Demand for lemons has seen only a slight jump compared to the increasing demand for oranges.
“There’s a bit of a spike in demand for lemons. But with navel oranges for example, the movement is up 250 percent on typical volume. Lemons have seen only a slight uptick,” says Michael Chavez of Golden Star Citrus in Woodlake, Ca. The movement of oranges is of course tied to the COVID-19 virus—not only are oranges touted as a strong source of Vitamin C used to fight against colds and flues, but oranges also store for long periods of time which make them a solid choice for shoppers looking to make as few trips to the grocery store as possible.
“COVID has everyone shell shocked. A lot of the buying procurement is also happening in work-from- home offices so it’s just slowed the pace of things,” says Chavez. “That’s been a challenge across the board.”
Demand has also changed in the other direction. “Foodservice is a concern for demand until we get past this virus. With restaurants closed, some smaller sizes such as the 165s and smaller, are a big concern that will remain a concern until the country opens back up with full-service restaurants, schools, bars, etc.,” adds Chavez.
Lemons look steady
As for domestic supplies of fruit, good quality fruit is still in production and supplies are steady. “I think we’re going to go through a good chunk of citrus in general. But lemons will hang tight,” says Chavez.
Domestic sizing remains in the medium and larger sizes. “We’ve seen sporadic tight supplies on 200, 235s and 165s,” says Chavez. “But with foodservice being out or extremely slowed down, we’ve seen demand on the smaller foodservice sizes basically vanish. There’s hardly any business to be had there.”

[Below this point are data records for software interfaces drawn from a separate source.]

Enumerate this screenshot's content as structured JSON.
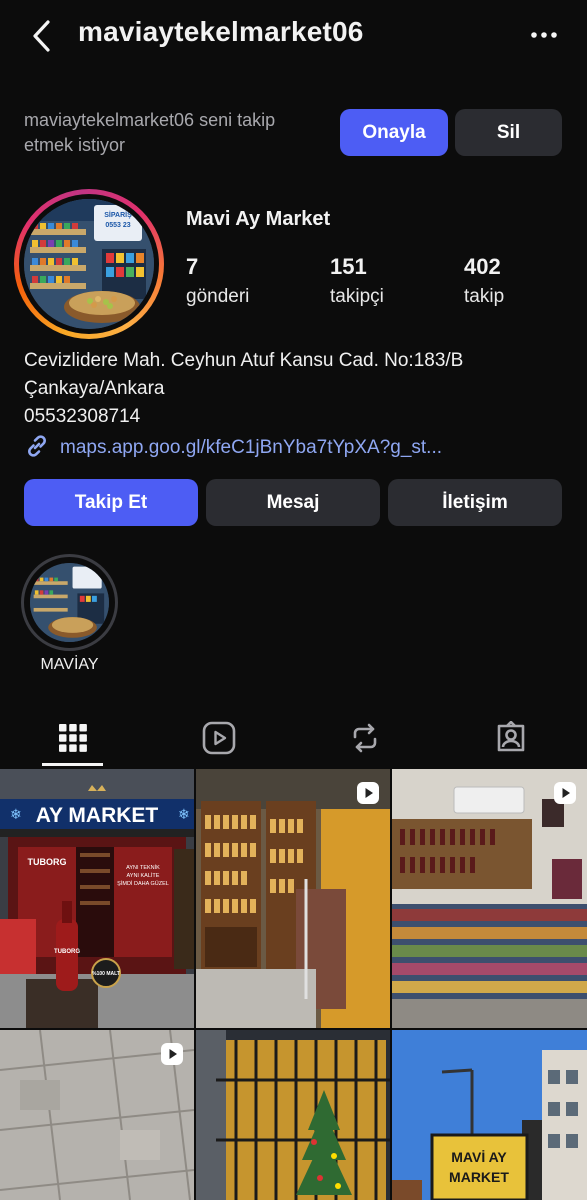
{
  "header": {
    "username": "maviaytekelmarket06",
    "back_icon": "chevron-left-icon",
    "more_icon": "more-horizontal-icon"
  },
  "follow_request": {
    "text": "maviaytekelmarket06 seni takip etmek istiyor",
    "approve_label": "Onayla",
    "delete_label": "Sil"
  },
  "profile": {
    "name": "Mavi Ay Market",
    "stats": [
      {
        "value": "7",
        "label": "gönderi"
      },
      {
        "value": "151",
        "label": "takipçi"
      },
      {
        "value": "402",
        "label": "takip"
      }
    ],
    "bio_lines": [
      "Cevizlidere Mah. Ceyhun Atuf Kansu Cad. No:183/B",
      "Çankaya/Ankara",
      "05532308714"
    ],
    "link": "maps.app.goo.gl/kfeC1jBnYba7tYpXA?g_st..."
  },
  "actions": {
    "follow_label": "Takip Et",
    "message_label": "Mesaj",
    "contact_label": "İletişim"
  },
  "highlights": [
    {
      "label": "MAVİAY"
    }
  ],
  "tabs": [
    {
      "icon": "grid-icon",
      "active": true
    },
    {
      "icon": "reels-icon",
      "active": false
    },
    {
      "icon": "repost-icon",
      "active": false
    },
    {
      "icon": "tagged-icon",
      "active": false
    }
  ],
  "posts": {
    "store_sign": "AY MARKET",
    "sign_2": "MAVİ AY",
    "sign_3": "MARKET",
    "poster_1": "TUBORG",
    "poster_2": "AYNI TEKNİK",
    "poster_3": "AYNI KALİTE",
    "poster_4": "ŞİMDİ DAHA GÜZEL",
    "bottle_label": "TUBORG",
    "malt": "%100 MALT",
    "items": [
      {
        "type": "photo"
      },
      {
        "type": "reel"
      },
      {
        "type": "reel"
      },
      {
        "type": "reel"
      },
      {
        "type": "photo"
      },
      {
        "type": "photo"
      }
    ]
  },
  "colors": {
    "primary_button": "#4d5df4",
    "secondary_button": "#2b2c31",
    "link": "#8fa7f2",
    "background": "#0c0c0c"
  }
}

Pricing in fact has strengthened on those medium and larger sizes. “I think it was in conjunction with moving more oranges. They’re also moving a bit more lemons,” says Chavez. “But I haven’t seen the markets drive up as much as they have on orange pricing.”
On the Choice side, medium and larger sizes are in the high teens while medium and larger Fancy grade lemons have been in the high teens to low $20s. “A lot of the cheap fruit that was out there disappeared in the mid to low teens,” says Chavez.
The import picture
Looking ahead to import season, Chavez says he doesn’t see a supply gap coming at all between domestic and imports from South American countries such as Argentina and Chile. “There are some South African lemons on the water now and those will hit the U.S. in a few weeks,” says Chavez.
While Golden Star starts with Chilean imports mid to late-May, Chavez says that overall volumes look good. “My Chilean growers say they’ve got comparable volumes to last year on lemons,” says Chavez. “Sizing looks similar to last year, trending towards the medium sizes versus the larger sizes. We saw more of the larger sized-fruit last season so the sizing structure should be slightly smaller.”
That said, Chile may get some rain before then. “That would increase sizing down the road and may delay picking and harvest just the same way it does out here in California,” says Chavez.